The end result of this pattern is horrible customer loyalty, margin erosion among current customers, and lots of new customers that are 1x buyers.  This means you have to spend *even more* on Advertising to constantly chase new 1x customers, while at the same time your margins in the current customer base are being consistently eroded.

Certainly not an optimized system!

Some people will argue the “extra sales” they get are worth the price of encouraging the above behavior.  But there are not too many businesses that put sales in the bank, what they put in the bank are profits.  So this is very short-term thinking and in fact, you find a lot of businesses that follow this model perform very poorly financially.

So, you ask, when would a visitor “not have placed an order unless presented with the coupon”?  The answer is this: when you have “presented” a coupon before, and the more often you have done this, the less likely they are to buy *until* you present one.

Sure, you could use A/B testing, but it’s not hard to guess what you will find – when you present a coupon, more people buy.  Duh, that’s Advertising, right?  But that’s optimizing for conversion, not for profits, and conversion can’t be deposited in the bank any more than Sales can be.  You have to go further.

For example, if you had the capability to recognize purchase or visit patterns among visitors, you could segment by these behaviors and present coupons on the site only when they were likely to have an incremental rather than cannibalistic outcome.  For example:

1. A new visitor who becomes a repeat visitor X times but does not buy

2. A current customer who has not purchased in over X weeks

and so forth.  You could test for “X” and optimize for highest profitability if you also ran a “null” control group  – where if A = coupon, B = no coupon.  Then look for incremental sales  behavior or “lift” from those offered the coupon versus those not offered a coupon, and run out the profit and loss.

Of course there are other scenarios, mainly current customer comes to your site because  you sent them a coupon, as opposed to presented one on the site.  Not sure if you were including that in your question, but I took your meaning literally.

The scenario with subsidy costs when sending customers a coupon is basically the same as the example above, except you control which customers get what coupon values or if they get a coupon at all.  More info on executing and measuring in that scenario for customers here, and for an example of a company putting this approach into practice, see here.  You can really drive higher profits by doing this correctly.

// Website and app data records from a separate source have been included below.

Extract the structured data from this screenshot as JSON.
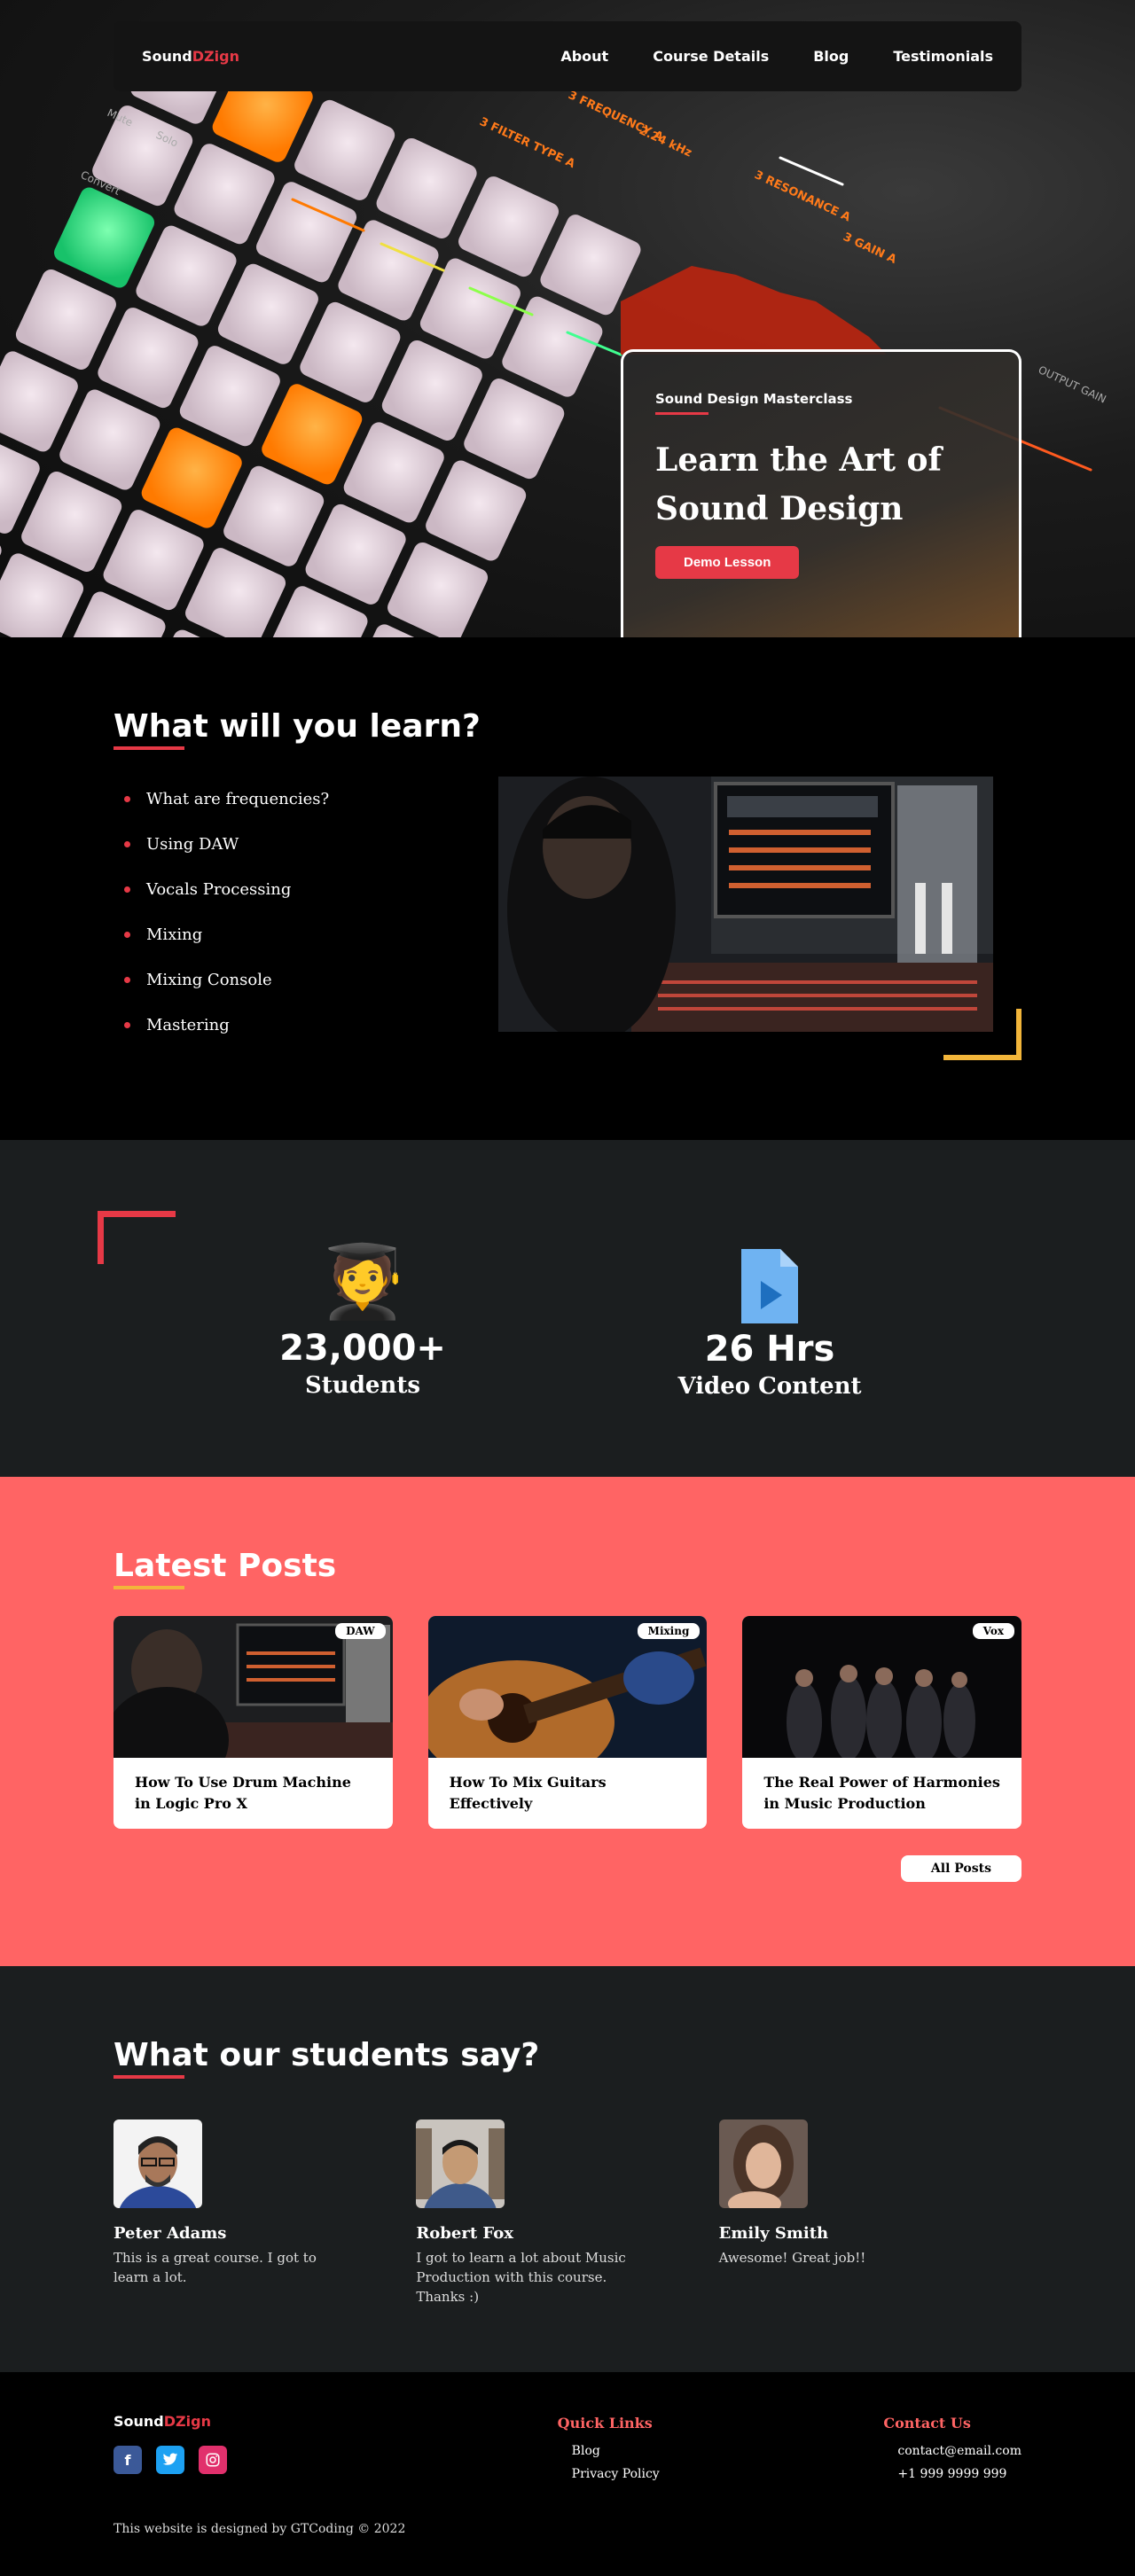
{
  "brand": {
    "part1": "Sound",
    "part2": "DZign",
    "accent": "#e63946"
  },
  "nav": {
    "links": [
      "About",
      "Course Details",
      "Blog",
      "Testimonials"
    ]
  },
  "hero": {
    "kicker": "Sound Design Masterclass",
    "title_line1": "Learn the Art of",
    "title_line2": "Sound Design",
    "cta": "Demo Lesson"
  },
  "learn": {
    "title": "What will you learn?",
    "items": [
      "What are frequencies?",
      "Using DAW",
      "Vocals Processing",
      "Mixing",
      "Mixing Console",
      "Mastering"
    ]
  },
  "stats": [
    {
      "icon": "graduate-icon",
      "glyph": "🧑‍🎓",
      "value": "23,000+",
      "label": "Students"
    },
    {
      "icon": "video-file-icon",
      "glyph": "▶",
      "value": "26 Hrs",
      "label": "Video Content"
    }
  ],
  "posts": {
    "title": "Latest Posts",
    "items": [
      {
        "tag": "DAW",
        "title": "How To Use Drum Machine in Logic Pro X"
      },
      {
        "tag": "Mixing",
        "title": "How To Mix Guitars Effectively"
      },
      {
        "tag": "Vox",
        "title": "The Real Power of Harmonies in Music Production"
      }
    ],
    "all_label": "All Posts",
    "bg": "#ff6464"
  },
  "testimonials": {
    "title": "What our students say?",
    "items": [
      {
        "name": "Peter Adams",
        "text": "This is a great course. I got to learn a lot."
      },
      {
        "name": "Robert Fox",
        "text": "I got to learn a lot about Music Production with this course. Thanks :)"
      },
      {
        "name": "Emily Smith",
        "text": "Awesome! Great job!!"
      }
    ]
  },
  "footer": {
    "quick_title": "Quick Links",
    "quick_links": [
      "Blog",
      "Privacy Policy"
    ],
    "contact_title": "Contact Us",
    "contact": [
      "contact@email.com",
      "+1 999 9999 999"
    ],
    "socials": [
      "facebook-icon",
      "twitter-icon",
      "instagram-icon"
    ],
    "credit": "This website is designed by GTCoding © 2022"
  }
}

Jim

3 thoughts on “When Does a Visitor Need a Coupon?

  1. “the pundits jump on and say “if you’re not doing this you are stupid”, regardless of the business situation and / or without recognizing the special circumstances that are driving success.”

    You’ve nailed this on the head. Great post Jim, couldn’t agree more.

  2. Like you said, what works depends on the business. I think if your margins are good enough and the discount is small enough, it is worth it to increase conversions even if your margin shrinks.

    Imagine I sell something that retails for $50 and my margin is 50%. If 10 in every 1,000 customers buys with no coupons I make $250. If 14 in every 1,000 customers buys when I offer 10% off, I make $280. You really have to test conversion rate with and w/o coupons to see if your response rate jumps enough that the lower margin is eclipsed by the higher volume.

  3. Oh, one other thing I should mention. I like the idea of coupons not necessarily to boost conversions, but also to boost average order value. To go back to the $50 product with a $25 cost. If I say 10% off on orders over $100 and that gets my average order value up, I might make more money on each order than I would with no coupons. Again, you’d have to test AOV with and without coupons to see if it incentivizes bigger purchases.

Leave a Reply

Your email address will not be published. Required fields are marked *

You may use these HTML tags and attributes: <a href="" title=""> <abbr title=""> <acronym title=""> <b> <blockquote cite=""> <cite> <code> <del datetime=""> <em> <i> <q cite=""> <strike> <strong>